“We’ve tried other monofloral pollens, or pollens coming from one flower, but we seem to have hit the jackpot with sunflower pollen,” said co-senior author Rebecca Irwin, a professor of applied ecology at NC State. “None of the others we’ve studied have had this consistent positive effect on bumble bee health.”
Sunflower pollen is low in protein and some amino acids, so it should not be considered as a standalone meal for bee populations, Irwin said. “But sunflower could be a good addition to a diverse wildflower population for bees,” she said, especially generalists like bumble bees and honey bees.
The NC State researchers are now planning to follow up on the study to examine whether other species of bees show the positive effects of sunflower pollen and to gauge the mechanism behind the mostly positive effects of sunflower pollen.
“We don’t know if sunflower pollen is helping the host bees fight off pathogens or if sunflower pollen does something to the pathogens,” Irwin said. Future research is aimed at figuring this out.
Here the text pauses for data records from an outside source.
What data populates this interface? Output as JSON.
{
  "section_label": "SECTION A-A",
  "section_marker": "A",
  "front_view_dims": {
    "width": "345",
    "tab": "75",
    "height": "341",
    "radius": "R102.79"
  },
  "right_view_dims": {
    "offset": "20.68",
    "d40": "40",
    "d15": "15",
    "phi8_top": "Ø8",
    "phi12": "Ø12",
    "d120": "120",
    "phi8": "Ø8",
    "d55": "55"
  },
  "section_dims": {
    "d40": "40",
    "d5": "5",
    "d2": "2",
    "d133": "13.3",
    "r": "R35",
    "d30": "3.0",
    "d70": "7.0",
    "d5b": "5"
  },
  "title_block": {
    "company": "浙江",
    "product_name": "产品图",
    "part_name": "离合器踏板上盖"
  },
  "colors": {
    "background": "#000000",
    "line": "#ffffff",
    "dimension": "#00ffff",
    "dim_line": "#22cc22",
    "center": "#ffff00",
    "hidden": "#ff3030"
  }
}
Receive an email update when we add a new BEES article.
The Latest on: Bees
via Google News
The Latest on: Bees
- Barn fire in Ellicott kills bees on November 12, 2018 at 3:33 pm
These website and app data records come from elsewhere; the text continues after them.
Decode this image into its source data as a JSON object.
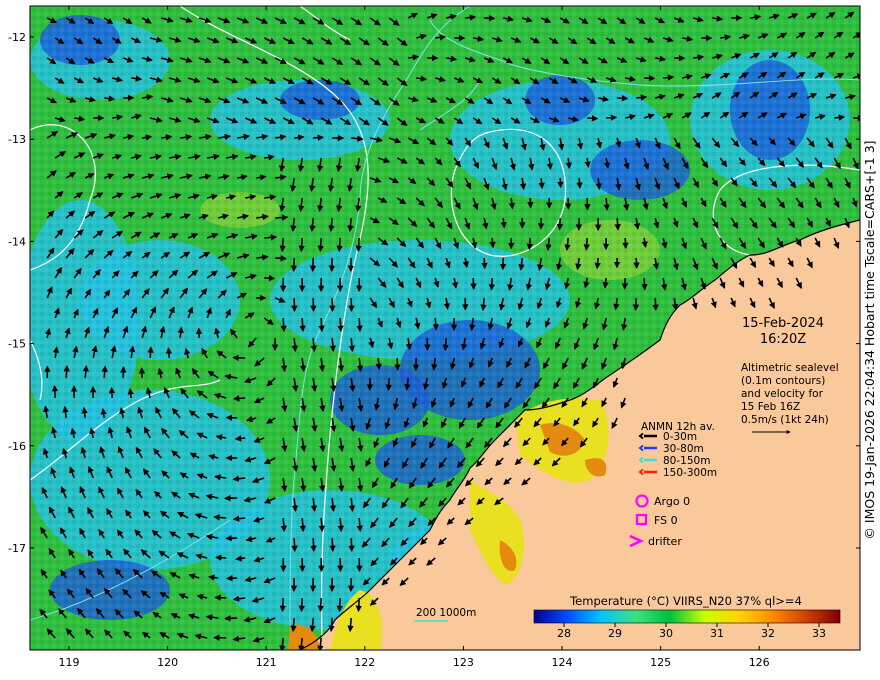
{
  "map": {
    "date": "15-Feb-2024",
    "time": "16:20Z",
    "description_lines": [
      "Altimetric sealevel",
      "(0.1m contours)",
      "and velocity for",
      "15 Feb 16Z",
      "0.5m/s (1kt 24h)"
    ],
    "x_ticks": [
      "119",
      "120",
      "121",
      "122",
      "123",
      "124",
      "125",
      "126"
    ],
    "y_ticks": [
      "-12",
      "-13",
      "-14",
      "-15",
      "-16",
      "-17"
    ],
    "credit": "© IMOS 19-Jan-2026 22:04:34 Hobart time Tscale=CARS+[-1 3]"
  },
  "legend": {
    "anmn_title": "ANMN 12h av.",
    "anmn_items": [
      {
        "label": "0-30m",
        "color": "#000000"
      },
      {
        "label": "30-80m",
        "color": "#1f3cff"
      },
      {
        "label": "80-150m",
        "color": "#40e0d0"
      },
      {
        "label": "150-300m",
        "color": "#ff2000"
      }
    ],
    "argo_label": "Argo 0",
    "fs_label": "FS 0",
    "drifter_label": "drifter",
    "marker_color": "#ff00ff",
    "depth_label": "200  1000m",
    "depth_color": "#40e0d0"
  },
  "colorbar": {
    "title": "Temperature (°C) VIIRS_N20 37% ql>=4",
    "ticks": [
      "28",
      "29",
      "30",
      "31",
      "32",
      "33"
    ],
    "palette": [
      "#00008f",
      "#0050ff",
      "#00c8ff",
      "#40e07f",
      "#00c040",
      "#c8ff00",
      "#ffd700",
      "#ff8c00",
      "#d04000",
      "#800000"
    ]
  },
  "colors": {
    "land": "#f9c89b",
    "ocean_green": "#2fbf3f",
    "ocean_cyan": "#24c2e0",
    "ocean_blue": "#1c5ed8",
    "warm_yellow": "#e8e020",
    "warm_orange": "#e48a10"
  }
}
ELLICOTT – Falcon firefighters were contacted about a barn fire in the 15200 block of Ellicott Highway at about 12:30 p.m. Monday afternoon. When crews arrived, the building was fully engulfed ... […]
- Can listening to bees tell us why they are in decline? on November 12, 2018 at 2:49 pm
Can artificial intelligence (AI) and machine learning help save the world's bees? That's the hope of scientists who are scrambling to reverse the dramatic declines in bee populations. Bees are in trou... […]
- Speaking with children about sex and love "Beyond Birds and Bees" on November 12, 2018 at 8:02 am
After a life-changing move to Amsterdam, author Bonnie J. Rough was shocked by the major differences in sex education compared to the U.S. Upon moving back to the states, she was motivated to ... […]
- Scientists Spy On Bees, See Harmful Effects Of Common Insecticide on November 11, 2018 at 12:24 pm
A team of researchers peered inside bumblebee colonies and spied on insects individually labelled with a tiny tag to figure out exactly how exposure to a common insecticide changes their behavior in t... […]
- Key injuries slow Bees in season-ending setback on November 10, 2018 at 4:22 pm
DAVENPORT — Jake Romani wasn’t going to watch his career end from the sidelines. Twice Saturday, the St. Ambrose senior quarterback looked like he could barely walk, a pair of first-half sacks ... […]
- New Tracking System Shows How Pesticides Affect Bees’ Behavior on November 10, 2018 at 3:50 pm
A new study that involved fitting bees with unique tracking tags shows that exposure to a common pesticide neonicotinoid dramatically affects bees’ health and impairs their social behavior. Bees are i... […]
- Bees buzz plast Flucos in Region 3C playoffs on November 9, 2018 at 7:37 pm
AMHERST — With five offensive starters sidelined by injuries, Brookville entered the playoffs Friday night looking for help. Call off the search, Bees. Micah Glaize has all the answers you need. For t... […]
- Arvada HOA approves backyard bees, then backs off its decision on November 9, 2018 at 5:04 pm
Editor's note: Contact7 seeks out audience tips and feedback to help people in need, resolve problems and hold the powerful accountable. If you know of a community need our call center could address, ... […]
- Exposure to pesticides makes bees less social, reduces colony size on November 9, 2018 at 12:06 pm
Nov. 9 (UPI) --Exposure to pesticides can reduce the size of bee colonies and cause the insect to become less social. Researchers published those findings in the journal Science. A team of researchers ... […]
via Bing News